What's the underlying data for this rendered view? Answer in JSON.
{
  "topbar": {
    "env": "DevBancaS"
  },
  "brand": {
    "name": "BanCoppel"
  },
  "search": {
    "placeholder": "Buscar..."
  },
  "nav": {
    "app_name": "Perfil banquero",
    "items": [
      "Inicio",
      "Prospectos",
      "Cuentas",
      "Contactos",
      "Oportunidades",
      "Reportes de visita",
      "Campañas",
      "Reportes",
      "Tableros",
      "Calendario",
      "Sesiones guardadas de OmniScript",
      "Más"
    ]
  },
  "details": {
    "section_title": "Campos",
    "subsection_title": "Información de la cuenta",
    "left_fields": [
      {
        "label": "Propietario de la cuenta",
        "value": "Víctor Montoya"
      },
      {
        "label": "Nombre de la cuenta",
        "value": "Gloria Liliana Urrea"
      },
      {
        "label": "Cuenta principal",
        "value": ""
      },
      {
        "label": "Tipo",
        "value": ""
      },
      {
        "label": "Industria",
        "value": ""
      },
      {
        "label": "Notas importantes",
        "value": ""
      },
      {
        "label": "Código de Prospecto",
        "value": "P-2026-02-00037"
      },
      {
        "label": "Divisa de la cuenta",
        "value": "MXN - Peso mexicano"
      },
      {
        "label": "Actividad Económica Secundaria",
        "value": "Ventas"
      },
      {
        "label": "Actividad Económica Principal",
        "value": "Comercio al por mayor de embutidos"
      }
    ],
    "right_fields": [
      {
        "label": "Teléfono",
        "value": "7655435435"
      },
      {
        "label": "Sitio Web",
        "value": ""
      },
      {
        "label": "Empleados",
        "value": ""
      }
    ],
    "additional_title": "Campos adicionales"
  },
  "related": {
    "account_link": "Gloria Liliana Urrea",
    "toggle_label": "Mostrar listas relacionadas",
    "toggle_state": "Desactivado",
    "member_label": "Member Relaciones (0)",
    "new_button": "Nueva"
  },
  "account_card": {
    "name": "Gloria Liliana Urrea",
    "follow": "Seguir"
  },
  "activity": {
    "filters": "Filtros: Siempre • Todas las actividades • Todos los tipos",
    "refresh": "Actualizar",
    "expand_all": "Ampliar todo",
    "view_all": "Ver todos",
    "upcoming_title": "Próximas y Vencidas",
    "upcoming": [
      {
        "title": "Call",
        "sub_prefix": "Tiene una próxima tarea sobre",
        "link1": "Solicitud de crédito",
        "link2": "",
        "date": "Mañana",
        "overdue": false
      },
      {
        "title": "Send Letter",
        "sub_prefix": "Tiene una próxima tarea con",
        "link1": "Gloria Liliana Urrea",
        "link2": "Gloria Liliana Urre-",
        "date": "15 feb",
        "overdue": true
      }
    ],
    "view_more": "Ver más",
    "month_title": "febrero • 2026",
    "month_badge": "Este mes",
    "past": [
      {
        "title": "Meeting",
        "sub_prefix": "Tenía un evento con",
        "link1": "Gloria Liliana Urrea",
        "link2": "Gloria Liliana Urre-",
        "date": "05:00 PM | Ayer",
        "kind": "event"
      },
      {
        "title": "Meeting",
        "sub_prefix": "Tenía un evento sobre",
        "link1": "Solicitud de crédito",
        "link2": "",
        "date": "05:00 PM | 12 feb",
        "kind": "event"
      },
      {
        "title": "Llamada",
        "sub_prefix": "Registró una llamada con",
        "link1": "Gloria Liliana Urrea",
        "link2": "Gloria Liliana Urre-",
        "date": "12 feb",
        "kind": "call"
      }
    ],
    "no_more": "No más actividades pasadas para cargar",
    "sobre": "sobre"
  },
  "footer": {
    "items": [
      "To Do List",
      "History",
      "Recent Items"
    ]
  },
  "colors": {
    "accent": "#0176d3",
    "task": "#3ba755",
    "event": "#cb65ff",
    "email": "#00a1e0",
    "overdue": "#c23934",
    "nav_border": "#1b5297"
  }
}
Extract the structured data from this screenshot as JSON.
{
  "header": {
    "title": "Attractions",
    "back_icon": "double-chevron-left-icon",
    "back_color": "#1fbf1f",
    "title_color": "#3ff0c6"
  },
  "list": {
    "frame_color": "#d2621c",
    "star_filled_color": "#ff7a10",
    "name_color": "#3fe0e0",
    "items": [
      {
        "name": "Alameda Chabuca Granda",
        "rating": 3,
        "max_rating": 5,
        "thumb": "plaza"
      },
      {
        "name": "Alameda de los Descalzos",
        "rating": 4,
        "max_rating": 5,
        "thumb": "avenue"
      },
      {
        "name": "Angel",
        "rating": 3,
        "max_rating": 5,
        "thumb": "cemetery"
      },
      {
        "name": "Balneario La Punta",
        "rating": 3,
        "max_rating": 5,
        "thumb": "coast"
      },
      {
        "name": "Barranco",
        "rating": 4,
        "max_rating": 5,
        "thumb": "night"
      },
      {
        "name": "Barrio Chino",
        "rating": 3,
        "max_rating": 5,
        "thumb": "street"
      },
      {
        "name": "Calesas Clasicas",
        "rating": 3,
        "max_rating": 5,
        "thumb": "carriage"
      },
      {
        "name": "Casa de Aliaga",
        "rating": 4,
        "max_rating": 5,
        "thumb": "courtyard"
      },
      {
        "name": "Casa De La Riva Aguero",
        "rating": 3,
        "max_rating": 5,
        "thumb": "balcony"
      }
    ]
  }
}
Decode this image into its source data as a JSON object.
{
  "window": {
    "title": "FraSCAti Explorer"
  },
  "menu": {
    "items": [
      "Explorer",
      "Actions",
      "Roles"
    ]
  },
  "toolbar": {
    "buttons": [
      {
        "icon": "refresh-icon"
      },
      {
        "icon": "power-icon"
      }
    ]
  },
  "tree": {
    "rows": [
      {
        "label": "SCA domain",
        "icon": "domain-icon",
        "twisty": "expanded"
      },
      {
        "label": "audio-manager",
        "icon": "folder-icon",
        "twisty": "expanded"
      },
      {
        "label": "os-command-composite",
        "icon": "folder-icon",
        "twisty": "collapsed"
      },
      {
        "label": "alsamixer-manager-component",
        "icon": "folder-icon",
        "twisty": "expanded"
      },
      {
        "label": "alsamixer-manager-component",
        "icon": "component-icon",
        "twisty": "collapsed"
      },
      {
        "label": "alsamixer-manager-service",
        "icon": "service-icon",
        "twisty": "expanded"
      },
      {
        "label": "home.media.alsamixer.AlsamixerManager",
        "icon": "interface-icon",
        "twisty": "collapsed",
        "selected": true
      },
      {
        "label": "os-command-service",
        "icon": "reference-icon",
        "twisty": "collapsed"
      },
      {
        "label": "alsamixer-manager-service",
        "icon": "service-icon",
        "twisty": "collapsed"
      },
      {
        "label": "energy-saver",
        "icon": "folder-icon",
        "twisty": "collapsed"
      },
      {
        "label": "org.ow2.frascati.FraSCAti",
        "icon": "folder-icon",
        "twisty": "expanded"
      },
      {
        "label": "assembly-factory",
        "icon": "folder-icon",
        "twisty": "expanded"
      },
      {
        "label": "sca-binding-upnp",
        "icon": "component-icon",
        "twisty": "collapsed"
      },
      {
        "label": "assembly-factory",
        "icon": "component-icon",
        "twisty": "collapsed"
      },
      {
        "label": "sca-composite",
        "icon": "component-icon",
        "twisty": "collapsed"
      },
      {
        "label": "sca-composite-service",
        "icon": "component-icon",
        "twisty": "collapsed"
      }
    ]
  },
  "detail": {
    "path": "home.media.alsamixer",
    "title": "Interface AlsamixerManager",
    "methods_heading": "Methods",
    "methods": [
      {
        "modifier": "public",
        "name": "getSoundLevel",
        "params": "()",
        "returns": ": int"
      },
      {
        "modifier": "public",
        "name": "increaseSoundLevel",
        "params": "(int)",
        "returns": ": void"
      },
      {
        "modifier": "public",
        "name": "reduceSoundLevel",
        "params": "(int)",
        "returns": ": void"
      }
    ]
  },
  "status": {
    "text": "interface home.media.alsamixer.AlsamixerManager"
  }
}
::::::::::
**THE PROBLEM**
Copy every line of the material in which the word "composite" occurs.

**RESPONSE TO THIS EXERCISE**
        "label": "os-command-composite",
        "label": "sca-composite",
        "label": "sca-composite-service",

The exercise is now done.